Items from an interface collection

☆ ☆ ☆ ☆

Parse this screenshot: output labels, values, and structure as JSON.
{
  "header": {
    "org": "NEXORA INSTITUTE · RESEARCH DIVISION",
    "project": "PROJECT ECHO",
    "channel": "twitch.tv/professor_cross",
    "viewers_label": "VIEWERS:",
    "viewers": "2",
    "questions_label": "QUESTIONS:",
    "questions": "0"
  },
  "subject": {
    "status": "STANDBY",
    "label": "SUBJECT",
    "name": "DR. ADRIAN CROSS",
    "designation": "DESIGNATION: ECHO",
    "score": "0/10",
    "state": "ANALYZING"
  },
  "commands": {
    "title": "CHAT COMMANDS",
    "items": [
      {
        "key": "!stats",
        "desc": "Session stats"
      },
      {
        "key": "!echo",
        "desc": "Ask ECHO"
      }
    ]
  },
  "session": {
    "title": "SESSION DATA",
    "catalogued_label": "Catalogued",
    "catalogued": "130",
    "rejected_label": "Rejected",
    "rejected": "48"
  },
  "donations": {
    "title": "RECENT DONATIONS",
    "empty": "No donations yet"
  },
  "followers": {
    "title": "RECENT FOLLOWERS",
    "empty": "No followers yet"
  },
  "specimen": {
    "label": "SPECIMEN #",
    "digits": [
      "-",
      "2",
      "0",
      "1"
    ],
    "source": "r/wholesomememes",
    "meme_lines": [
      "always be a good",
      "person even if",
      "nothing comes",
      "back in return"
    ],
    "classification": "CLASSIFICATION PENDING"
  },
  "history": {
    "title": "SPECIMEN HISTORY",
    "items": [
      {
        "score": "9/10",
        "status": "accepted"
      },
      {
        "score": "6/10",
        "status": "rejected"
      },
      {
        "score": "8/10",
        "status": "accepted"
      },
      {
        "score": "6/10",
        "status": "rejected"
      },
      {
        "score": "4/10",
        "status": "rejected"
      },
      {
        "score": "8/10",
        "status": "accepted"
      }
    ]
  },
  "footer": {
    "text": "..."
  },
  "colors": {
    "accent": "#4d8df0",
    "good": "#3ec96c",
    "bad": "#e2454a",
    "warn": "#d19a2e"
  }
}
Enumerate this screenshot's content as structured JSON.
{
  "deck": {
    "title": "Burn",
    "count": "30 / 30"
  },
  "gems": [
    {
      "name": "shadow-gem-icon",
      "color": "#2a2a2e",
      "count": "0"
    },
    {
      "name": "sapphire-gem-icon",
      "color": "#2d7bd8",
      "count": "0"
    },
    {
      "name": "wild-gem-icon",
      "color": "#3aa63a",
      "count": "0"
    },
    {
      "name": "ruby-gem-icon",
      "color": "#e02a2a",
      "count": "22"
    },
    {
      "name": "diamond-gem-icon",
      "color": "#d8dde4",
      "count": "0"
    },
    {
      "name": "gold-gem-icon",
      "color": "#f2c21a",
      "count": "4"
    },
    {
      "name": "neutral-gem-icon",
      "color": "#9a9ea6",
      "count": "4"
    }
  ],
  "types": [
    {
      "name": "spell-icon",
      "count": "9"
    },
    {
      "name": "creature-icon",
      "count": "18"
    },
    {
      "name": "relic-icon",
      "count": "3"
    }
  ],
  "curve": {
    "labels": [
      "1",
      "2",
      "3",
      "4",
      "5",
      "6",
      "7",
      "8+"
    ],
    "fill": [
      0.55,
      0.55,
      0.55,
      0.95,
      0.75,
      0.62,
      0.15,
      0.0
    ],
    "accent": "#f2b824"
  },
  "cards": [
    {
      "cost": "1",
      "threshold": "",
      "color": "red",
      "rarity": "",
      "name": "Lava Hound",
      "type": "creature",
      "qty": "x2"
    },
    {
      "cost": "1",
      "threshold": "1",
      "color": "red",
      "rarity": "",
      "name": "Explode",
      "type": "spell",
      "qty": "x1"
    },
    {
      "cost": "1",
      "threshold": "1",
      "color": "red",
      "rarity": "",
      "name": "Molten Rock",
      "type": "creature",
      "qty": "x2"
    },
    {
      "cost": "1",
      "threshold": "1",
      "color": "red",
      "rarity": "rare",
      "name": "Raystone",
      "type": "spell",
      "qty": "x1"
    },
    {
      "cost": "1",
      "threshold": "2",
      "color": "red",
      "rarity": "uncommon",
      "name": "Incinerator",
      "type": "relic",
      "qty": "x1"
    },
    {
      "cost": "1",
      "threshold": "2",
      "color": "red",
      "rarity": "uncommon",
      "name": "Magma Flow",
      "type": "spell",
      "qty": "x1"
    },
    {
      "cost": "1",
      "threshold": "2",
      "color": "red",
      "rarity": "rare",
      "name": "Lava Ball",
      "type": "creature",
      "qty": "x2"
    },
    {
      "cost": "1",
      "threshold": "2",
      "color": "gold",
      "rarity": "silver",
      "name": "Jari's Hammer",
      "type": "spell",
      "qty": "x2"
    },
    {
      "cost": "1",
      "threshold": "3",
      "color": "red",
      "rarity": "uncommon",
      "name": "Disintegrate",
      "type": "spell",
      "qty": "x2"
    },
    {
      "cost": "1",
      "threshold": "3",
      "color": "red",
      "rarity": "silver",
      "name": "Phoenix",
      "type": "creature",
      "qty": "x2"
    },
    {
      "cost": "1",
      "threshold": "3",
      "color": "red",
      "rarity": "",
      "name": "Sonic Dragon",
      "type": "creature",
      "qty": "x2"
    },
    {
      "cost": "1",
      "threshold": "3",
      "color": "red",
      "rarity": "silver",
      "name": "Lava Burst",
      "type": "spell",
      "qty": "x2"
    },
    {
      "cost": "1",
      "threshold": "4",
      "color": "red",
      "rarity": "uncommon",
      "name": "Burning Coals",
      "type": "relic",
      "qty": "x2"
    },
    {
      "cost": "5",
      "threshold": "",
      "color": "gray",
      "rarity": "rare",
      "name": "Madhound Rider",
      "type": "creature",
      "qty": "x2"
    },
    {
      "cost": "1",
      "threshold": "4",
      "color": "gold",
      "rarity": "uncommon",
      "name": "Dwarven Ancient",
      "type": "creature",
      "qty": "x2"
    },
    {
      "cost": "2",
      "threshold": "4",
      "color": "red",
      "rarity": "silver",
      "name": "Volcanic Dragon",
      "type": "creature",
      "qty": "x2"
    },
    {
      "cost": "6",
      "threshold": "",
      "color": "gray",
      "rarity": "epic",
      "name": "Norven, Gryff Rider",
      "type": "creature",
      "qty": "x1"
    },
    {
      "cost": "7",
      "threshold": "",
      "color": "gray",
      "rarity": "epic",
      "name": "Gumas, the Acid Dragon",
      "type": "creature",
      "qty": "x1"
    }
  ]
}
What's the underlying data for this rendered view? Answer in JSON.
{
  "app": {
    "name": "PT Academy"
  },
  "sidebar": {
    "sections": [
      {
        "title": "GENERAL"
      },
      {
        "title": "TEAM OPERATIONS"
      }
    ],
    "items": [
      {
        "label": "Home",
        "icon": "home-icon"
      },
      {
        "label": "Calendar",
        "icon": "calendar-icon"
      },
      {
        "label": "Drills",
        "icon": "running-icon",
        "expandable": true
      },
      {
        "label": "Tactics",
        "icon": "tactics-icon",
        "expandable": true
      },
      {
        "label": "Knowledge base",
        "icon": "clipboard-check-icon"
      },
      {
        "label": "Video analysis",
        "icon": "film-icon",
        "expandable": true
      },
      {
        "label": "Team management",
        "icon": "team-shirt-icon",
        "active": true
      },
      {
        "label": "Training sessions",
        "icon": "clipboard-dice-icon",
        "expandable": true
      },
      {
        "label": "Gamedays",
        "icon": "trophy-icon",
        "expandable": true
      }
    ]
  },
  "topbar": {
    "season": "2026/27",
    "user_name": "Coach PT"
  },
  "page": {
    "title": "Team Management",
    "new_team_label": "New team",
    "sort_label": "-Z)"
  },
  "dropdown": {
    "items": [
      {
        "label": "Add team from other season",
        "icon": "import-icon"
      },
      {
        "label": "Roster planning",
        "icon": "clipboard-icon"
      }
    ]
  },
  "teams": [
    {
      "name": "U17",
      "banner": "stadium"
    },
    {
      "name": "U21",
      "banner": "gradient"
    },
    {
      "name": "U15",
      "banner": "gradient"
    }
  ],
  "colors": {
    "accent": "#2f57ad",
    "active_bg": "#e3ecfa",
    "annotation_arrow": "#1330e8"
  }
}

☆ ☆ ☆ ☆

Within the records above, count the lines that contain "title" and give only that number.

9